Several factors predict intolerance or nonresponse to (3-blockers in heart failure. Proposed markers of clinical deterioration are hypotension (systolic blood pressure <100 mm Hg) and hyponatremia (Na <137 mEq/L), on the grounds that massive neurohumoral activation fails to maintain salt and water and blood pressure homeostasis, with the result that further interference with this mechanism in the form of (3-blockade has negative effects. Paradoxically, some studies have shown that (3-blockers are less effective in patients with high plasma norepinephrine or aldosterone levels. Conversely, high baseline blood pressure, tachycardia, low plasma norepinephrine and high atrial natriuretic peptide (ANP) levels have been correlated with greater efficacy. Unfortunately, however, these parameters have a low positive predictive value and are unsuitable for differentiating between those patients who should, and should not, be offered (3-blocker therapy. A recent small study on the titration of bisoprolol in heart failure identified systolic blood pressure as the best predictor of dose titration failure in idiopathic dilated cardiomyopathy. Titration failure was independent of all standard measures of heart failure, such as left ventricular ejection fraction, peak V02, invasive hemodynamics, and neurohumoral activation. In addition, titration failure was associated with lower high-frequency power on spectral analysis of heart rate variability, suggesting decreased vagal tone, and increased low-frequency power, indicating increased sympathetic tone. Perkan et al found a decreasing probability of improvement in patients with a very high heart rate (>120 bpm), suggesting the existence of a limit value above which extreme tachycardia expresses not only neurohumoral activation, but also end-stage hemodynamic impairment, with a very low probability of reversibility.

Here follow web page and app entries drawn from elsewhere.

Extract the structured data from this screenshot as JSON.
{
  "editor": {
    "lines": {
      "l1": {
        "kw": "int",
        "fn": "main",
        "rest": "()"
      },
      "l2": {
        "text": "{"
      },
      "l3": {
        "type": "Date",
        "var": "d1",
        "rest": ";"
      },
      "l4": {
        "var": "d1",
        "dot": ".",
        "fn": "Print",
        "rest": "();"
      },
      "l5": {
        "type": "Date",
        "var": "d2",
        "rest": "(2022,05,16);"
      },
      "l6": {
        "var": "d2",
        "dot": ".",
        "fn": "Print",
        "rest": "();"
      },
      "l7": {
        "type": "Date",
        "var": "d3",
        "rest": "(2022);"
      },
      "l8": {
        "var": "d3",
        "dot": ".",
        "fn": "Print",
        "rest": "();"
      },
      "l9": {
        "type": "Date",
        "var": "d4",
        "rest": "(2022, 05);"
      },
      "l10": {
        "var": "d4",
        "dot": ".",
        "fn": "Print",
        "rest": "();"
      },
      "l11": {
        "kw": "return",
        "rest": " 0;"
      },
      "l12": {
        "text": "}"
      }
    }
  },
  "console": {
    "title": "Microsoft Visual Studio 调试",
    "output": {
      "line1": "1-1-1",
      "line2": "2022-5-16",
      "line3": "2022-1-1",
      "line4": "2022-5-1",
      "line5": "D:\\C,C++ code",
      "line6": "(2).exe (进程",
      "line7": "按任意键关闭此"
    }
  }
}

Anthonio et al found no single predictor of intolerance on multivariate analysis, although univariate analysis showed strong associations with New York Heart Association (NYHA) class, age, diastolic pressure, and plasma urea. These parameters reflect greater vulnerability to the effects of cardiovascular drugs in general (advanced age), more severe disease (low diastolic pressure and high NYHA class), and multiorgan impairment (high urea).
Conversely, Macdonald et al found that although NYHA class IV patients were more likely than patients with milder disease to react adversely to initiation and dose titration, they were more likely to show symptomatic improvement in the long term. The class IV patients at most risk of adverse events were those who were hyponatremic on commencing carvedilol. Hyponatremia correlates closely with neurohumoral activation, in particular of the renin-angiotensin system, and is an independent predictor of mortality in severe heart failure. Hyponatremic patients are also more likely to be hypotensive and to have evidence of impaired peripheral and renal perfusion than class IV patients with normal serum sodium. Macdonald et al recommended admitting all class IV patients with hyponatremia or hypotension to hospital for the initiation of carvedilol.
In the recent CarvedilOl ProspEctive RaNdomlzed Cumulative Survival (COPERNICUS) study, carvedilol was well tolerated by clinically euvolemic patients with an ejection fraction <25% and symptomatic heart failure at rest or on minimal exertion. In fact, adverse effects in the carvedilol group forced fewer permanent treatment withdrawals than on placebo.
To avoid an adverse short-term hemodynamic response, treatment should be initiated at a low dose, then gently
P-blocker; intolerance; dose titration failure; neurohumoral activation; severe chronic heart failure